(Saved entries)
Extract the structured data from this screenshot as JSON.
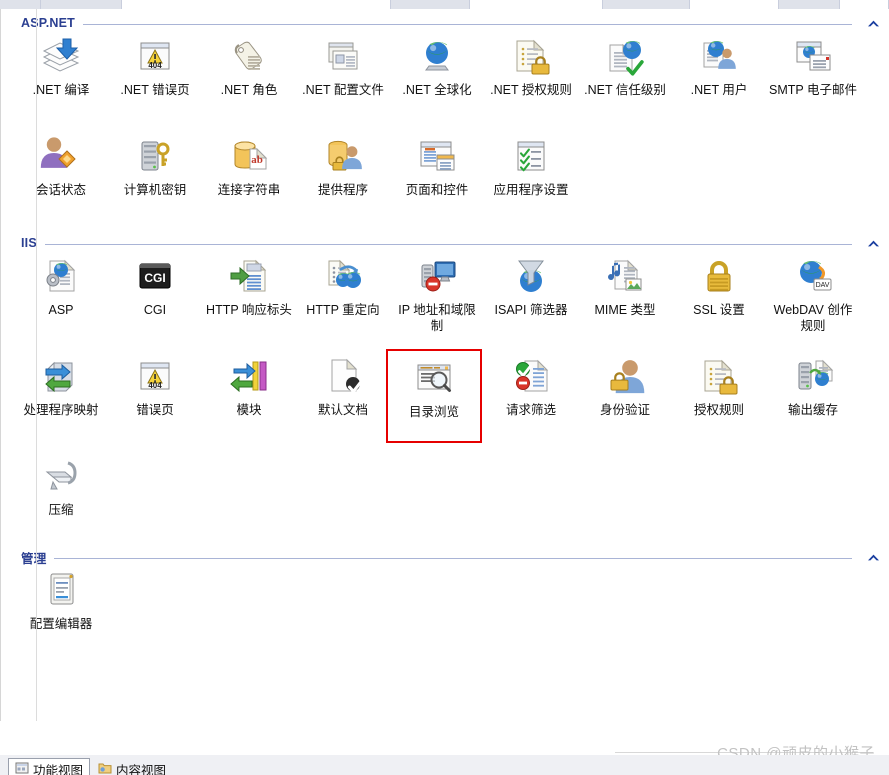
{
  "window": {
    "pane_background": "#ffffff",
    "accent_header_color": "#2b3f91",
    "selection_color": "#e60000"
  },
  "sections": [
    {
      "id": "aspnet",
      "title": "ASP.NET",
      "collapse_icon": "chevron-up-icon",
      "items": [
        {
          "label": ".NET 编译",
          "icon": "net-compilation-icon"
        },
        {
          "label": ".NET 错误页",
          "icon": "net-error-pages-icon"
        },
        {
          "label": ".NET 角色",
          "icon": "net-roles-icon"
        },
        {
          "label": ".NET 配置文件",
          "icon": "net-profile-icon"
        },
        {
          "label": ".NET 全球化",
          "icon": "net-globalization-icon"
        },
        {
          "label": ".NET 授权规则",
          "icon": "net-authorization-rules-icon"
        },
        {
          "label": ".NET 信任级别",
          "icon": "net-trust-levels-icon"
        },
        {
          "label": ".NET 用户",
          "icon": "net-users-icon"
        },
        {
          "label": "SMTP 电子邮件",
          "icon": "smtp-email-icon"
        },
        {
          "label": "会话状态",
          "icon": "session-state-icon"
        },
        {
          "label": "计算机密钥",
          "icon": "machine-key-icon"
        },
        {
          "label": "连接字符串",
          "icon": "connection-strings-icon"
        },
        {
          "label": "提供程序",
          "icon": "providers-icon"
        },
        {
          "label": "页面和控件",
          "icon": "pages-and-controls-icon"
        },
        {
          "label": "应用程序设置",
          "icon": "application-settings-icon"
        }
      ]
    },
    {
      "id": "iis",
      "title": "IIS",
      "collapse_icon": "chevron-up-icon",
      "items": [
        {
          "label": "ASP",
          "icon": "asp-icon"
        },
        {
          "label": "CGI",
          "icon": "cgi-icon"
        },
        {
          "label": "HTTP 响应标头",
          "icon": "http-response-headers-icon"
        },
        {
          "label": "HTTP 重定向",
          "icon": "http-redirect-icon"
        },
        {
          "label": "IP 地址和域限制",
          "icon": "ip-address-domain-restrictions-icon"
        },
        {
          "label": "ISAPI 筛选器",
          "icon": "isapi-filters-icon"
        },
        {
          "label": "MIME 类型",
          "icon": "mime-types-icon"
        },
        {
          "label": "SSL 设置",
          "icon": "ssl-settings-icon"
        },
        {
          "label": "WebDAV 创作规则",
          "icon": "webdav-authoring-rules-icon"
        },
        {
          "label": "处理程序映射",
          "icon": "handler-mappings-icon"
        },
        {
          "label": "错误页",
          "icon": "error-pages-icon"
        },
        {
          "label": "模块",
          "icon": "modules-icon"
        },
        {
          "label": "默认文档",
          "icon": "default-document-icon"
        },
        {
          "label": "目录浏览",
          "icon": "directory-browsing-icon",
          "selected": true
        },
        {
          "label": "请求筛选",
          "icon": "request-filtering-icon"
        },
        {
          "label": "身份验证",
          "icon": "authentication-icon"
        },
        {
          "label": "授权规则",
          "icon": "authorization-rules-icon"
        },
        {
          "label": "输出缓存",
          "icon": "output-caching-icon"
        },
        {
          "label": "压缩",
          "icon": "compression-icon"
        }
      ]
    },
    {
      "id": "management",
      "title": "管理",
      "collapse_icon": "chevron-up-icon",
      "items": [
        {
          "label": "配置编辑器",
          "icon": "configuration-editor-icon"
        }
      ]
    }
  ],
  "view_tabs": [
    {
      "label": "功能视图",
      "icon": "features-view-icon",
      "active": true
    },
    {
      "label": "内容视图",
      "icon": "content-view-icon",
      "active": false
    }
  ],
  "watermark": {
    "text": "CSDN @顽皮的小猴子"
  }
}
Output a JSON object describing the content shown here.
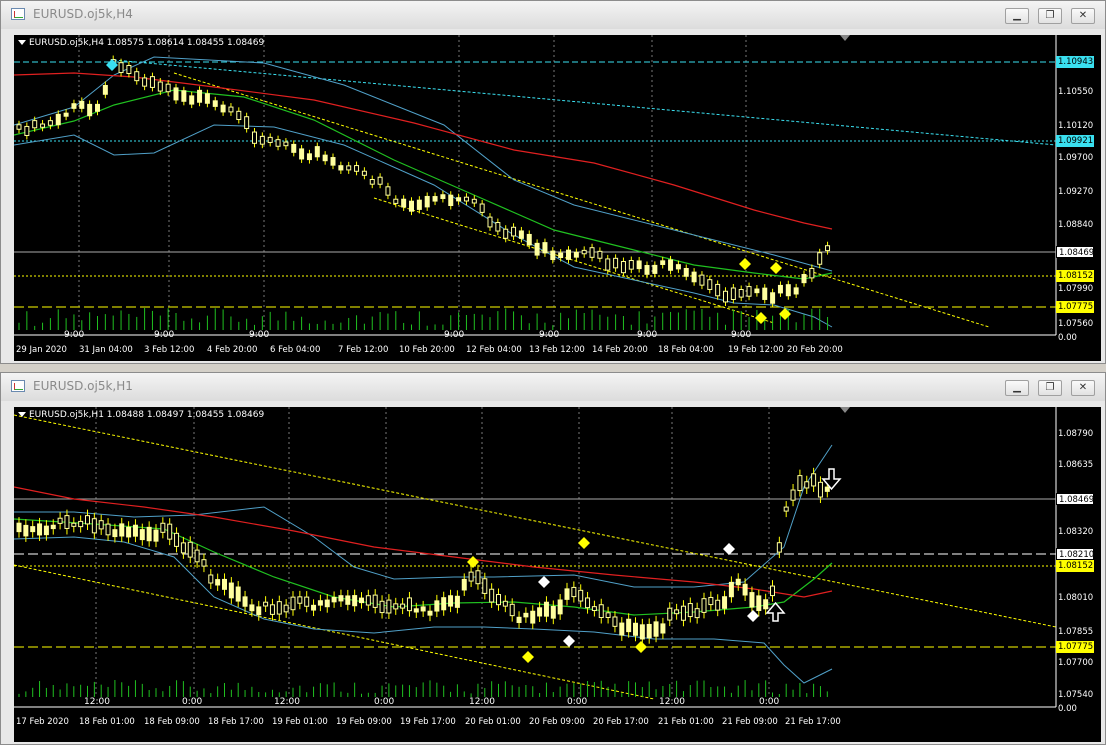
{
  "windows": [
    {
      "title": "EURUSD.oj5k,H4",
      "info": "EURUSD.oj5k,H4  1.08575 1.08614 1.08455 1.08469",
      "price_levels": [
        "1.10943",
        "1.10550",
        "1.10120",
        "1.09921",
        "1.09700",
        "1.09270",
        "1.08840",
        "1.08469",
        "1.08152",
        "1.07990",
        "1.07775",
        "1.07560",
        "0.00"
      ],
      "mid_labels": [
        "9:00",
        "9:00",
        "9:00",
        "9:00",
        "9:00",
        "9:00",
        "9:00"
      ],
      "date_labels": [
        "29 Jan 2020",
        "31 Jan 04:00",
        "3 Feb 12:00",
        "4 Feb 20:00",
        "6 Feb 04:00",
        "7 Feb 12:00",
        "10 Feb 20:00",
        "12 Feb 04:00",
        "13 Feb 12:00",
        "14 Feb 20:00",
        "18 Feb 04:00",
        "19 Feb 12:00",
        "20 Feb 20:00"
      ],
      "colors": {
        "ma_red": "#e02020",
        "ma_green": "#20c020",
        "bands": "#50a0c8",
        "highlight_cyan": "#3ae0f0",
        "level_yellow": "#ffff00"
      }
    },
    {
      "title": "EURUSD.oj5k,H1",
      "info": "EURUSD.oj5k,H1  1.08488 1.08497 1.08455 1.08469",
      "price_levels": [
        "1.08790",
        "1.08635",
        "1.08469",
        "1.08320",
        "1.08210",
        "1.08152",
        "1.08010",
        "1.07855",
        "1.07775",
        "1.07700",
        "1.07540",
        "0.00"
      ],
      "mid_labels": [
        "12:00",
        "0:00",
        "12:00",
        "0:00",
        "12:00",
        "0:00",
        "12:00",
        "0:00"
      ],
      "date_labels": [
        "17 Feb 2020",
        "18 Feb 01:00",
        "18 Feb 09:00",
        "18 Feb 17:00",
        "19 Feb 01:00",
        "19 Feb 09:00",
        "19 Feb 17:00",
        "20 Feb 01:00",
        "20 Feb 09:00",
        "20 Feb 17:00",
        "21 Feb 01:00",
        "21 Feb 09:00",
        "21 Feb 17:00"
      ],
      "colors": {
        "ma_red": "#e02020",
        "ma_green": "#20c020",
        "bands": "#50a0c8",
        "level_yellow": "#ffff00"
      }
    }
  ]
}
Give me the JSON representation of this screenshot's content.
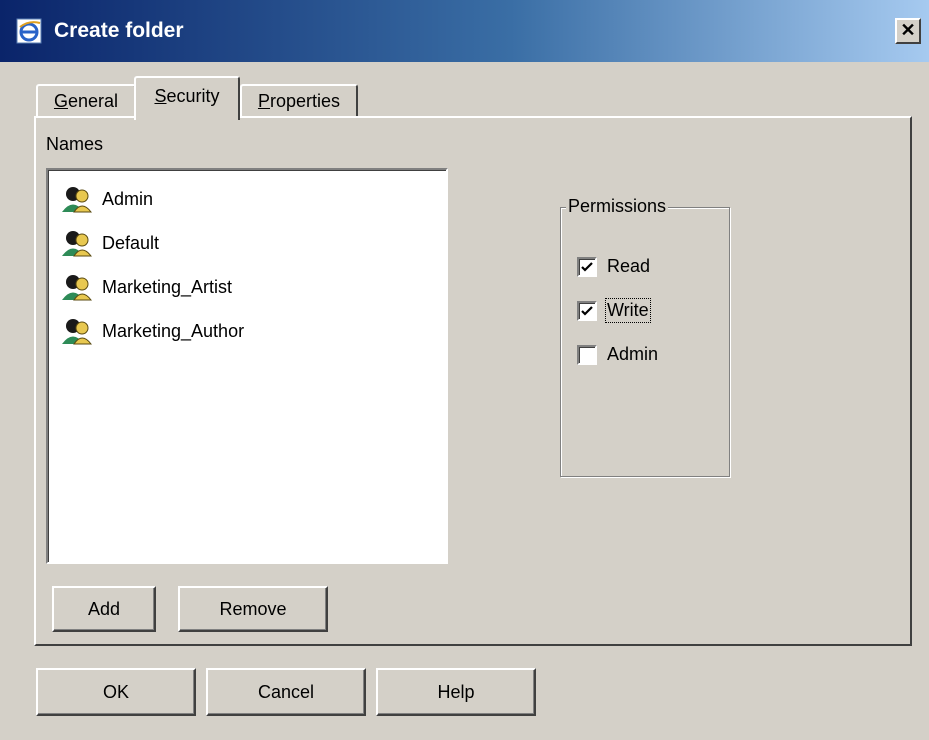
{
  "window": {
    "title": "Create folder",
    "close_label": "✕"
  },
  "tabs": [
    {
      "label": "General",
      "mnemonic": "G",
      "rest": "eneral"
    },
    {
      "label": "Security",
      "mnemonic": "S",
      "rest": "ecurity"
    },
    {
      "label": "Properties",
      "mnemonic": "P",
      "rest": "roperties"
    }
  ],
  "active_tab": "Security",
  "names": {
    "label": "Names",
    "items": [
      "Admin",
      "Default",
      "Marketing_Artist",
      "Marketing_Author"
    ]
  },
  "permissions": {
    "legend": "Permissions",
    "options": [
      {
        "label": "Read",
        "checked": true
      },
      {
        "label": "Write",
        "checked": true
      },
      {
        "label": "Admin",
        "checked": false
      }
    ]
  },
  "panel_buttons": {
    "add": "Add",
    "remove": "Remove"
  },
  "dialog_buttons": {
    "ok": "OK",
    "cancel": "Cancel",
    "help": "Help"
  }
}
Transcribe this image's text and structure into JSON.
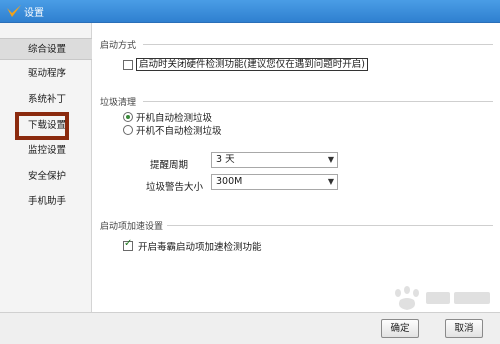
{
  "window": {
    "title": "设置"
  },
  "sidebar": {
    "items": [
      {
        "label": "综合设置"
      },
      {
        "label": "驱动程序"
      },
      {
        "label": "系统补丁"
      },
      {
        "label": "下载设置"
      },
      {
        "label": "监控设置"
      },
      {
        "label": "安全保护"
      },
      {
        "label": "手机助手"
      }
    ]
  },
  "startup": {
    "title": "启动方式",
    "option_label": "启动时关闭硬件检测功能(建议您仅在遇到问题时开启)",
    "checked": false
  },
  "cleanup": {
    "title": "垃圾清理",
    "options": [
      {
        "label": "开机自动检测垃圾",
        "checked": true
      },
      {
        "label": "开机不自动检测垃圾",
        "checked": false
      }
    ],
    "reminder_label": "提醒周期",
    "reminder_value": "3 天",
    "warning_label": "垃圾警告大小",
    "warning_value": "300M"
  },
  "acceleration": {
    "title": "启动项加速设置",
    "option_label": "开启毒霸启动项加速检测功能",
    "checked": true
  },
  "footer": {
    "ok_label": "确定",
    "cancel_label": "取消"
  },
  "colors": {
    "titlebar": "#2f80d0",
    "highlight": "#8b2a0e",
    "check": "#1f7a1f"
  }
}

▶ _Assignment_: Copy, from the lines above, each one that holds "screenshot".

▶ _Exercise answer_:
Extract the structured data from this screenshot as JSON.
Give me the JSON representation of this screenshot's content.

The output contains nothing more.